If Wes Anderson were to move into circus, Hotel feels close to the kind of thing he might produce, with deadpan delivery of quirky lines made all the more charming by heavy French accents. As the title would seem to suggest, the production is set in a hotel – the main stage area comprises the lobby and bar whilst the gold framed spaces behind offer glimpses into other rooms, of both guests and staff. The production falls down a little on this conceit, however: whilst some characters work incredibly well – most notably Antonin Wicky as the bustling clown concierge – others are unclear, with a blurred divide between guests and staff that feels narratively unsatisfying. The performers are at their best as hotel staff, with a beautiful aerial rope sequence brought by Una Bennet when making a bed and some impressive juggling from Philippe Dupuis in the process of catching the leaks from the roof. Other stand-out acts are the hand-balancing duos, made up of Julius Bitterling and César Mispelon, who begin the show in fantastic style, and Andrei Anissimov and Emma Rogers, who have a touching duet.

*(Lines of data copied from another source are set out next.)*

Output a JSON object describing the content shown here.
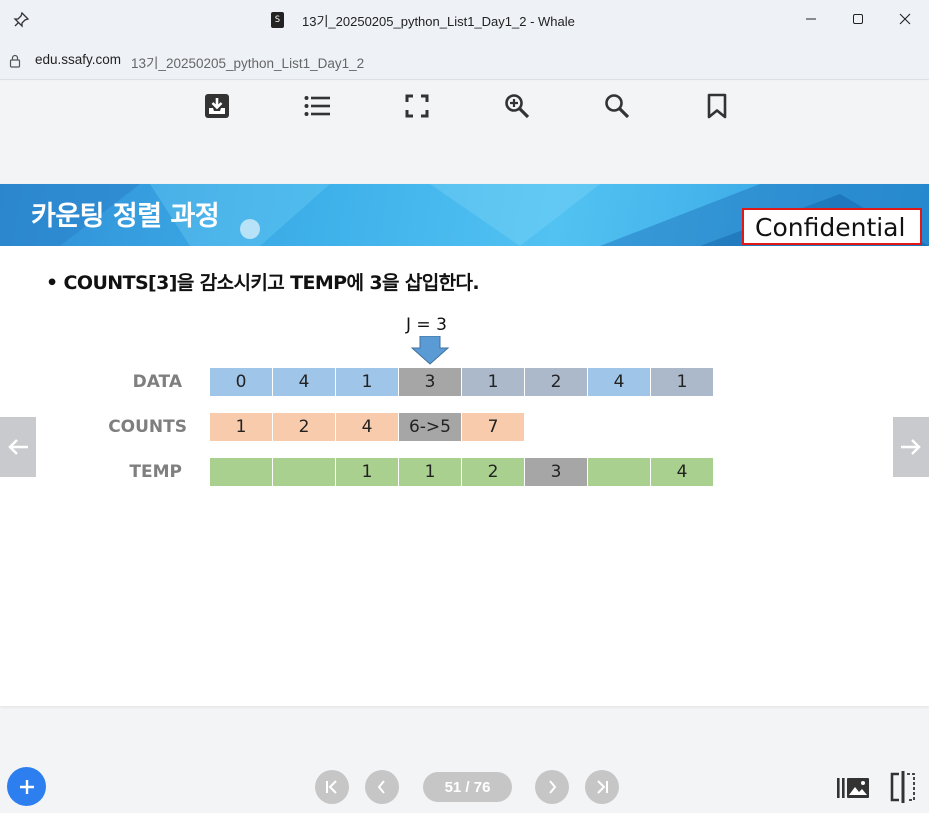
{
  "window": {
    "favicon_text": "S",
    "title": "13기_20250205_python_List1_Day1_2 - Whale"
  },
  "address": {
    "host": "edu.ssafy.com",
    "path": "13기_20250205_python_List1_Day1_2"
  },
  "toolbar": {
    "icons": [
      "download-icon",
      "list-icon",
      "fullscreen-icon",
      "zoom-in-icon",
      "search-icon",
      "bookmark-icon"
    ]
  },
  "slide": {
    "title": "카운팅 정렬 과정",
    "confidential": "Confidential",
    "bullet": "• COUNTS[3]을 감소시키고 TEMP에 3을 삽입한다.",
    "pointer_label": "J = 3",
    "rows": [
      {
        "label": "DATA",
        "cells": [
          {
            "value": "0",
            "color": "#9fc5e8"
          },
          {
            "value": "4",
            "color": "#9fc5e8"
          },
          {
            "value": "1",
            "color": "#9fc5e8"
          },
          {
            "value": "3",
            "color": "#a6a6a6"
          },
          {
            "value": "1",
            "color": "#acb9ca"
          },
          {
            "value": "2",
            "color": "#acb9ca"
          },
          {
            "value": "4",
            "color": "#9fc5e8"
          },
          {
            "value": "1",
            "color": "#acb9ca"
          }
        ]
      },
      {
        "label": "COUNTS",
        "cells": [
          {
            "value": "1",
            "color": "#f8cbad"
          },
          {
            "value": "2",
            "color": "#f8cbad"
          },
          {
            "value": "4",
            "color": "#f8cbad"
          },
          {
            "value": "6->5",
            "color": "#a6a6a6"
          },
          {
            "value": "7",
            "color": "#f8cbad"
          }
        ]
      },
      {
        "label": "TEMP",
        "cells": [
          {
            "value": "",
            "color": "#a9d08e"
          },
          {
            "value": "",
            "color": "#a9d08e"
          },
          {
            "value": "1",
            "color": "#a9d08e"
          },
          {
            "value": "1",
            "color": "#a9d08e"
          },
          {
            "value": "2",
            "color": "#a9d08e"
          },
          {
            "value": "3",
            "color": "#a6a6a6"
          },
          {
            "value": "",
            "color": "#a9d08e"
          },
          {
            "value": "4",
            "color": "#a9d08e"
          }
        ]
      }
    ]
  },
  "pager": {
    "page": "51 / 76"
  },
  "colors": {
    "accent": "#2d7ff0",
    "confidential_border": "#e11818",
    "pointer_arrow": "#5b9bd5"
  }
}
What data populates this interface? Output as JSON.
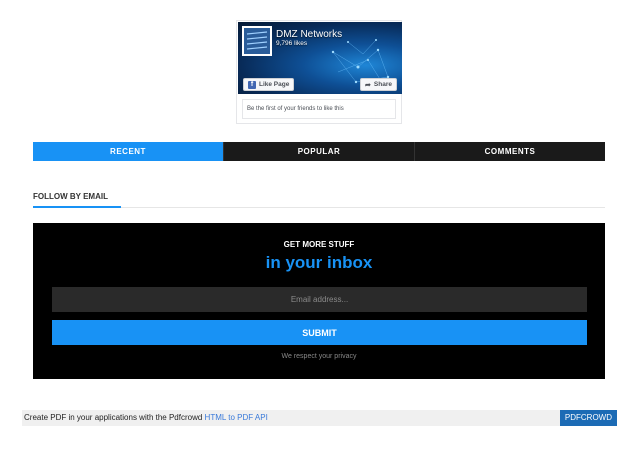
{
  "facebook_widget": {
    "page_name": "DMZ Networks",
    "likes": "9,796 likes",
    "like_button": "Like Page",
    "share_button": "Share",
    "friends_text": "Be the first of your friends to like this"
  },
  "tabs": [
    {
      "label": "RECENT",
      "active": true
    },
    {
      "label": "POPULAR",
      "active": false
    },
    {
      "label": "COMMENTS",
      "active": false
    }
  ],
  "follow_by_email": {
    "title": "FOLLOW BY EMAIL",
    "kicker": "GET MORE STUFF",
    "headline": "in your inbox",
    "email_placeholder": "Email address...",
    "submit_label": "SUBMIT",
    "privacy_note": "We respect your privacy"
  },
  "pdf_footer": {
    "text": "Create PDF in your applications with the Pdfcrowd",
    "link_text": "HTML to PDF API",
    "brand": "PDFCROWD"
  },
  "colors": {
    "accent": "#1892f5",
    "tab_dark": "#1a1a1a",
    "box_bg": "#000000"
  }
}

The “house style” is a combination of speed and precision, making sequences sharp, peppery and exciting to watch. The performers seem to edge along the fine line between control and chaos, and as ever in circus the acts work best when there is a slice of danger: Tuedon Ariri is impressive in the aerial straps, and the majority of the company produce some exceptional work on the Chinese Poles, leaping over one another and plummeting towards the floor at speed. It is disappointing, then, when Jérémy Vitupier’s slack wire performance is muddied with a very conspicuous safety wire – an unnecessary addition that undermined the skill of the performance somewhat. It seems to betray a lack of confidence; a recurring theme of the evening, most excruciatingly obvious when singer Sabrina Halde forgets her place in a song and fumbles agonisingly onstage. It is also apparent in the less engaging sections of the production: there are some rather flat jokes about a dog called “Carpet” and an extremely bizarre choir which drags on for far too long.
This is a charming circus production that doesn’t take itself too seriously, with some incredible acts, excellent clowning and lively music. It would benefit, however, from cutting the fluff and working to tighten up the acts and transitions to keep the audience engaged and excited from start to finish.